In the records below, find each line with "kick" and copy it.

============================================================

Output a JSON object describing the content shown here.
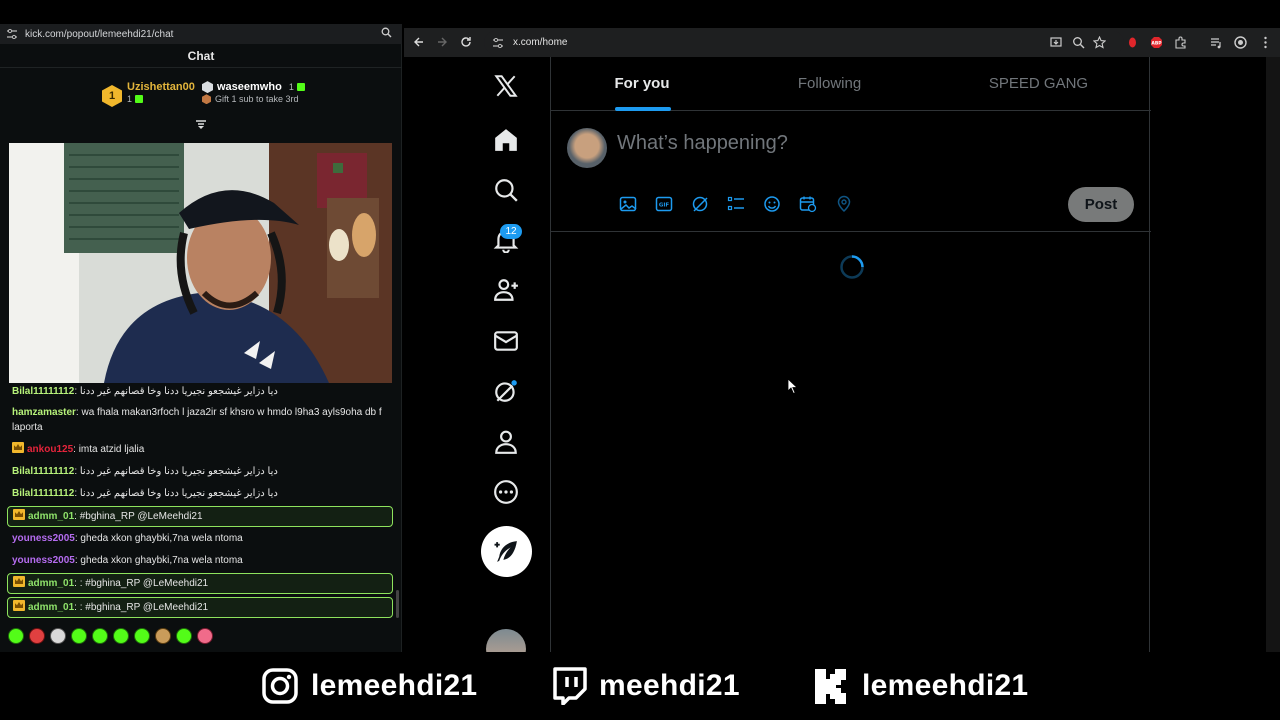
{
  "kick": {
    "url": "kick.com/popout/lemeehdi21/chat",
    "header": "Chat",
    "leaderboard": [
      {
        "rank": "1",
        "name": "Uzishettan00",
        "count": "1",
        "color": "#e3b53c"
      },
      {
        "rank": "2",
        "name": "waseemwho",
        "count": "1",
        "color": "#ffffff"
      },
      {
        "rank": "3",
        "name": "",
        "count": "",
        "subtitle": "Gift 1 sub to take 3rd"
      }
    ],
    "messages": [
      {
        "user": "Bilal11111112",
        "sep": ":",
        "text": "ديا دزاير غيشجعو نجيريا ددنا وخا قصانهم غير ددنا",
        "color": "#b7f27a",
        "badge": false,
        "highlight": false
      },
      {
        "user": "hamzamaster",
        "sep": ":",
        "text": "wa fhala makan3rfoch l jaza2ir sf khsro w hmdo l9ha3 ayls9oha db f laporta",
        "color": "#b7f27a",
        "badge": false,
        "highlight": false
      },
      {
        "user": "ankou125",
        "sep": ":",
        "text": "imta atzid ljalia",
        "color": "#e5243b",
        "badge": true,
        "highlight": false
      },
      {
        "user": "Bilal11111112",
        "sep": ":",
        "text": "ديا دزاير غيشجعو نجيريا ددنا وخا قصانهم غير ددنا",
        "color": "#b7f27a",
        "badge": false,
        "highlight": false
      },
      {
        "user": "Bilal11111112",
        "sep": ":",
        "text": "ديا دزاير غيشجعو نجيريا ددنا وخا قصانهم غير ددنا",
        "color": "#b7f27a",
        "badge": false,
        "highlight": false
      },
      {
        "user": "admm_01",
        "sep": ":",
        "text": "#bghina_RP @LeMeehdi21",
        "color": "#8fe36a",
        "badge": true,
        "highlight": true
      },
      {
        "user": "youness2005",
        "sep": ":",
        "text": "gheda xkon ghaybki,7na wela ntoma",
        "color": "#b56cf0",
        "badge": false,
        "highlight": false
      },
      {
        "user": "youness2005",
        "sep": ":",
        "text": "gheda xkon ghaybki,7na wela ntoma",
        "color": "#b56cf0",
        "badge": false,
        "highlight": false
      },
      {
        "user": "admm_01",
        "sep": ": :",
        "text": "#bghina_RP @LeMeehdi21",
        "color": "#8fe36a",
        "badge": true,
        "highlight": true
      },
      {
        "user": "admm_01",
        "sep": ": :",
        "text": "#bghina_RP @LeMeehdi21",
        "color": "#8fe36a",
        "badge": true,
        "highlight": true
      }
    ]
  },
  "browser": {
    "url": "x.com/home"
  },
  "x": {
    "notifications_count": "12",
    "tabs": [
      "For you",
      "Following",
      "SPEED GANG"
    ],
    "composer_placeholder": "What’s happening?",
    "post_label": "Post",
    "accent": "#1d9bf0"
  },
  "socials": [
    {
      "icon": "instagram-icon",
      "handle": "lemeehdi21"
    },
    {
      "icon": "twitch-icon",
      "handle": "meehdi21"
    },
    {
      "icon": "kick-icon",
      "handle": "lemeehdi21"
    }
  ]
}
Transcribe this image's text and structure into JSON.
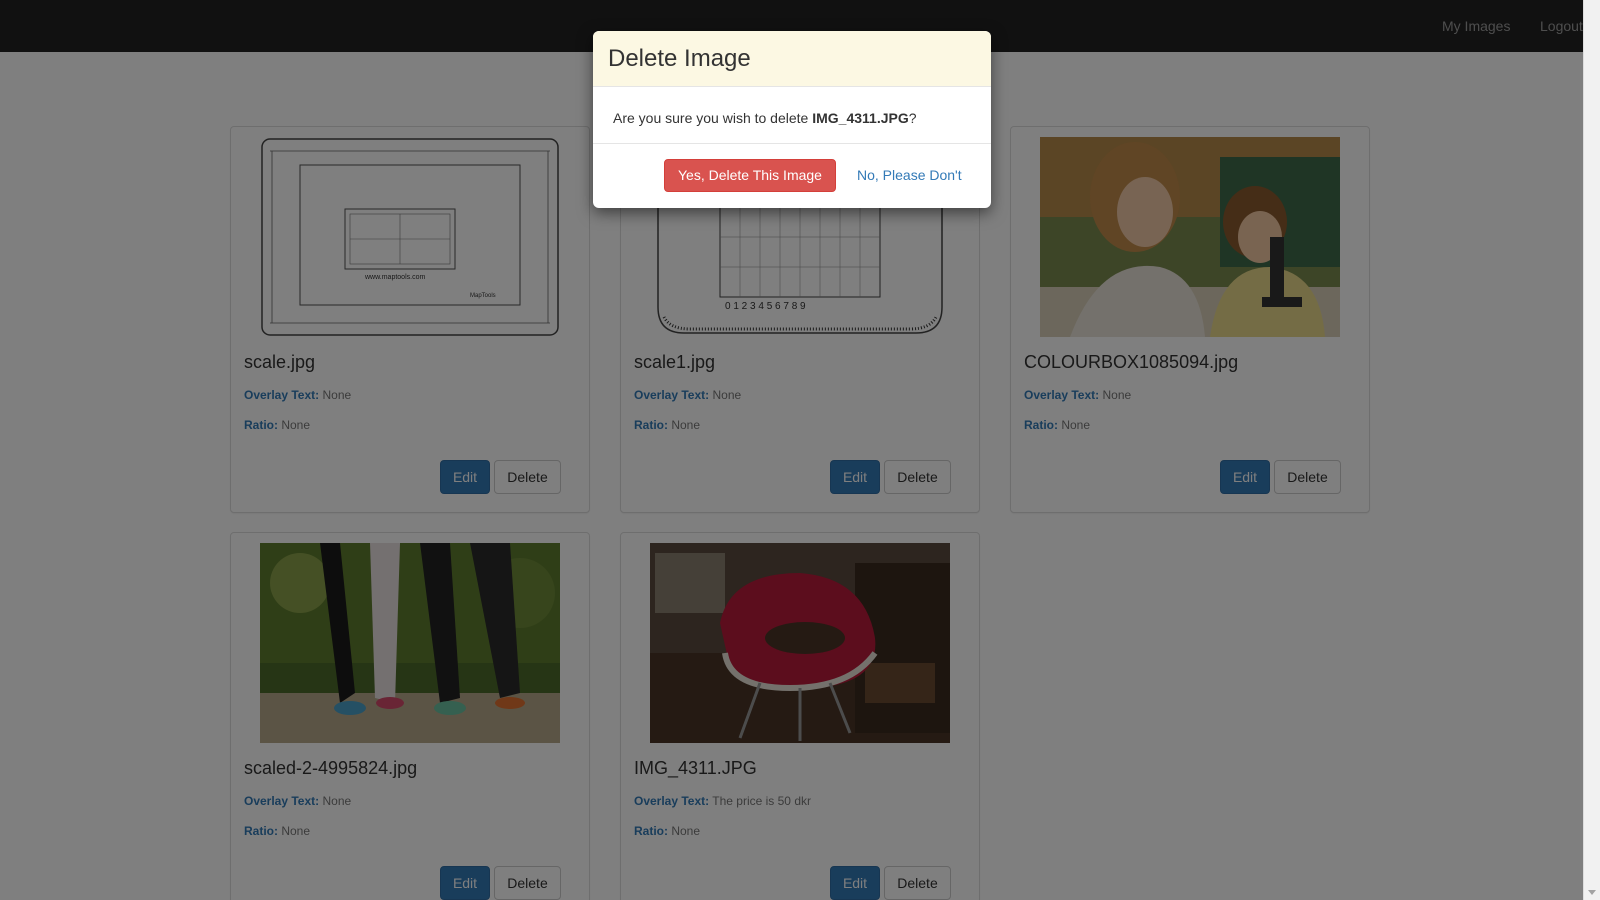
{
  "nav": {
    "my_images": "My Images",
    "logout": "Logout"
  },
  "cards": [
    {
      "title": "scale.jpg",
      "overlay_label": "Overlay Text:",
      "overlay_value": "None",
      "ratio_label": "Ratio:",
      "ratio_value": "None",
      "edit_label": "Edit",
      "delete_label": "Delete"
    },
    {
      "title": "scale1.jpg",
      "overlay_label": "Overlay Text:",
      "overlay_value": "None",
      "ratio_label": "Ratio:",
      "ratio_value": "None",
      "edit_label": "Edit",
      "delete_label": "Delete"
    },
    {
      "title": "COLOURBOX1085094.jpg",
      "overlay_label": "Overlay Text:",
      "overlay_value": "None",
      "ratio_label": "Ratio:",
      "ratio_value": "None",
      "edit_label": "Edit",
      "delete_label": "Delete"
    },
    {
      "title": "scaled-2-4995824.jpg",
      "overlay_label": "Overlay Text:",
      "overlay_value": "None",
      "ratio_label": "Ratio:",
      "ratio_value": "None",
      "edit_label": "Edit",
      "delete_label": "Delete"
    },
    {
      "title": "IMG_4311.JPG",
      "overlay_label": "Overlay Text:",
      "overlay_value": "The price is 50 dkr",
      "ratio_label": "Ratio:",
      "ratio_value": "None",
      "edit_label": "Edit",
      "delete_label": "Delete"
    }
  ],
  "modal": {
    "title": "Delete Image",
    "body_prefix": "Are you sure you wish to delete ",
    "filename": "IMG_4311.JPG",
    "body_suffix": "?",
    "confirm_label": "Yes, Delete This Image",
    "cancel_label": "No, Please Don't"
  },
  "colors": {
    "navbar": "#222222",
    "link": "#337ab7",
    "danger": "#d9534f",
    "modal_header": "#fcf8e3"
  }
}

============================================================

__WRITTEN SOLUTION__:
  "kick": {
    "url": "kick.com/popout/lemeehdi21/chat",
      "icon": "kick-icon",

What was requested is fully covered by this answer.